But it’s a minor misstep; we never go back to that comment, only forward, where we get to see Matt/Mike make some terrible, tough choices. He’s easy to sympathize with; apart from the mayhem he perpetrates in his sleep, most of what he deals with as a human being is universal. (Which could exacerbate the unnecessary appeal to our loyalty as viewers. But I digress.) He doesn’t know how to make his relationship with the beautiful Abby (Lauren Ambrose, at her radiant, vulnerable best) work, or how to sever his ties to her, he’s crippled by doubt over his career missteps and shortcomings, and he lacks the agency to achieve his goals. He’s meandering, and at one point or another all but the most self-possessed of us have been there.

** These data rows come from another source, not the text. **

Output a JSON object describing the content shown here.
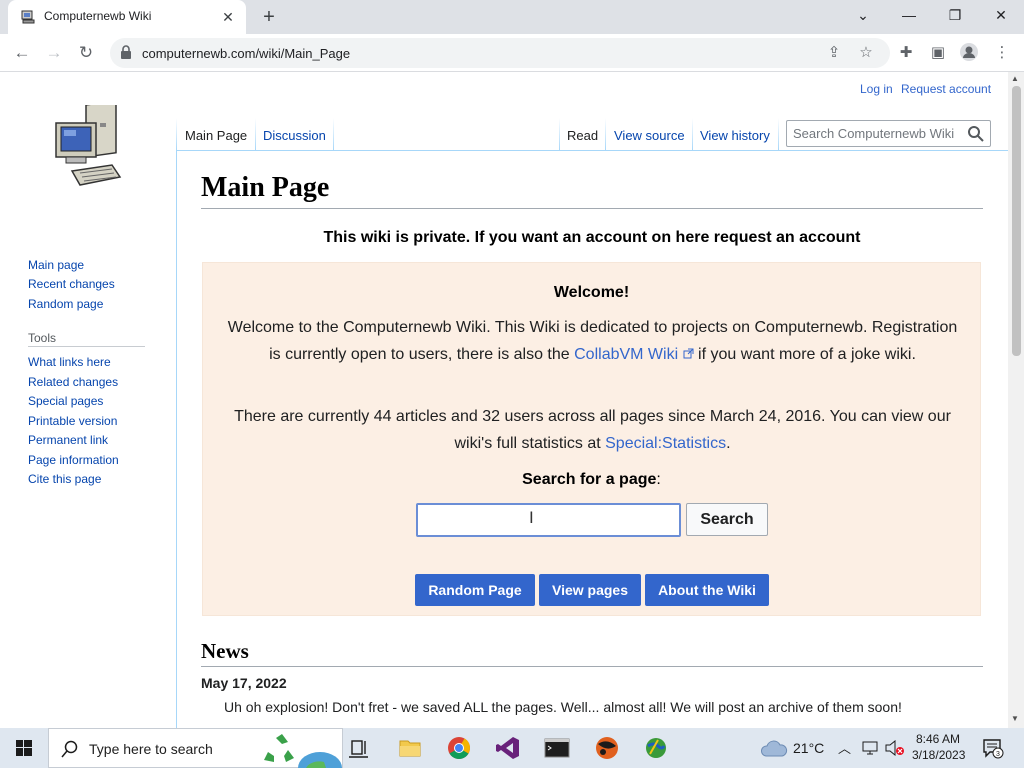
{
  "browser": {
    "tab_title": "Computernewb Wiki",
    "url": "computernewb.com/wiki/Main_Page",
    "icons": [
      "back-icon",
      "forward-icon",
      "reload-icon",
      "lock-icon",
      "share-icon",
      "bookmark-star-icon",
      "extensions-icon",
      "side-panel-icon",
      "profile-icon",
      "menu-icon"
    ]
  },
  "personal": {
    "login": "Log in",
    "request": "Request account"
  },
  "sidebar": {
    "nav": [
      "Main page",
      "Recent changes",
      "Random page"
    ],
    "tools_heading": "Tools",
    "tools": [
      "What links here",
      "Related changes",
      "Special pages",
      "Printable version",
      "Permanent link",
      "Page information",
      "Cite this page"
    ]
  },
  "page_tabs": {
    "main_page": "Main Page",
    "discussion": "Discussion",
    "read": "Read",
    "view_source": "View source",
    "view_history": "View history"
  },
  "search": {
    "placeholder": "Search Computernewb Wiki"
  },
  "content": {
    "title": "Main Page",
    "private_note": "This wiki is private. If you want an account on here request an account",
    "welcome_title": "Welcome!",
    "welcome_p1_a": "Welcome to the Computernewb Wiki. This Wiki is dedicated to projects on Computernewb. Registration is currently open to users, there is also the ",
    "welcome_p1_link": "CollabVM Wiki",
    "welcome_p1_b": " if you want more of a joke wiki.",
    "stats_a": "There are currently 44 articles and 32 users across all pages since March 24, 2016. You can view our wiki's full statistics at ",
    "stats_link": "Special:Statistics",
    "stats_b": ".",
    "search_label": "Search for a page",
    "search_colon": ":",
    "search_button": "Search",
    "btn_random": "Random Page",
    "btn_view": "View pages",
    "btn_about": "About the Wiki",
    "news_heading": "News",
    "news_date": "May 17, 2022",
    "news_text": "Uh oh explosion! Don't fret - we saved ALL the pages. Well... almost all! We will post an archive of them soon!"
  },
  "taskbar": {
    "search_placeholder": "Type here to search",
    "weather": "21°C",
    "time": "8:46 AM",
    "date": "3/18/2023",
    "notification_count": "3"
  }
}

And so he retreats to his dreams.
It’s less overt than it sounds; Matt’s mostly just too much of a slacker to make his own appointment with a sleep specialist, and chooses to shirk the appointments his father (the great James Rebhorn) makes for him in favor of doing stand-up shows as he starts to develop his voice as a comedian. Matt isn’t letting his REM disorder continue because he actively recognizes it as a safe haven from life, but he certainly doesn’t want to explore what the emergence of his nighttime antics might say about him and his life. And no wonder– his dreams are vivid, wacky, often hilarious, and superbly realized, standing among the best scenes in the entire film. Dangerous though they may be, Sleepwalk With Me find a certain joy in them that’s hard to resist, although the film diligently brings us back to the severity of Matt’s situation when it matters most.
Ultimately, the film maintains a lightheartedness and charm from start to finish; there’s a sense of mirth that’s inextricably bound to the movie’s very nature. Not to say that Sleepwalk With Me sugarcoats the great personal truths Birbiglia examines through his craft, as the movie refuses to compromise the essence of his story. Sleepwalk With Me goes to some somber, uncomfortable places to get to the other side of Mike’s yarn, nothing truly dark but nothing that you might find in similar Hollywood fare. But by playing close to the heart without being cloyingly disingenuous, the film manages to take us through the lows and the highs of its principal’s adult life, dabbling in illusion while remaining staunchly tethered to what’s real.